# PROBLEM
From the first line to the last, retype the records exactly without their images.

────────

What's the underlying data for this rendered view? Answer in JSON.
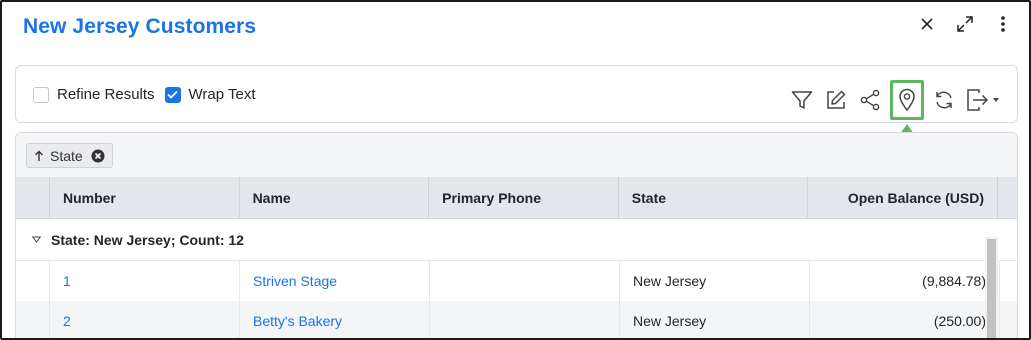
{
  "panel": {
    "title": "New Jersey Customers"
  },
  "window_icons": [
    "close-icon",
    "expand-icon",
    "more-vertical-icon"
  ],
  "toolbar": {
    "refine_results_label": "Refine Results",
    "refine_results_checked": false,
    "wrap_text_label": "Wrap Text",
    "wrap_text_checked": true,
    "tools": [
      "filter-icon",
      "edit-icon",
      "share-icon",
      "map-pin-icon",
      "refresh-icon",
      "export-icon"
    ],
    "highlighted_tool": "map-pin-icon",
    "highlight_color": "#5cb85c"
  },
  "grouping": {
    "chip_label": "State",
    "sort_direction": "ascending"
  },
  "table": {
    "columns": [
      "Number",
      "Name",
      "Primary Phone",
      "State",
      "Open Balance (USD)"
    ],
    "group_label": "State: New Jersey; Count: 12",
    "rows": [
      {
        "number": "1",
        "name": "Striven Stage",
        "phone": "",
        "state": "New Jersey",
        "balance": "(9,884.78)"
      },
      {
        "number": "2",
        "name": "Betty's Bakery",
        "phone": "",
        "state": "New Jersey",
        "balance": "(250.00)"
      }
    ]
  },
  "colors": {
    "accent": "#1a73e8",
    "highlight": "#5cb85c",
    "header_bg": "#e3e6ea"
  }
}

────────

# REPLY
What's the underlying data for this rendered view? Answer in JSON.
{
  "panel": {
    "title": "New Jersey Customers"
  },
  "window_icons": [
    "close-icon",
    "expand-icon",
    "more-vertical-icon"
  ],
  "toolbar": {
    "refine_results_label": "Refine Results",
    "refine_results_checked": false,
    "wrap_text_label": "Wrap Text",
    "wrap_text_checked": true,
    "tools": [
      "filter-icon",
      "edit-icon",
      "share-icon",
      "map-pin-icon",
      "refresh-icon",
      "export-icon"
    ],
    "highlighted_tool": "map-pin-icon",
    "highlight_color": "#5cb85c"
  },
  "grouping": {
    "chip_label": "State",
    "sort_direction": "ascending"
  },
  "table": {
    "columns": [
      "Number",
      "Name",
      "Primary Phone",
      "State",
      "Open Balance (USD)"
    ],
    "group_label": "State: New Jersey; Count: 12",
    "rows": [
      {
        "number": "1",
        "name": "Striven Stage",
        "phone": "",
        "state": "New Jersey",
        "balance": "(9,884.78)"
      },
      {
        "number": "2",
        "name": "Betty's Bakery",
        "phone": "",
        "state": "New Jersey",
        "balance": "(250.00)"
      }
    ]
  },
  "colors": {
    "accent": "#1a73e8",
    "highlight": "#5cb85c",
    "header_bg": "#e3e6ea"
  }
}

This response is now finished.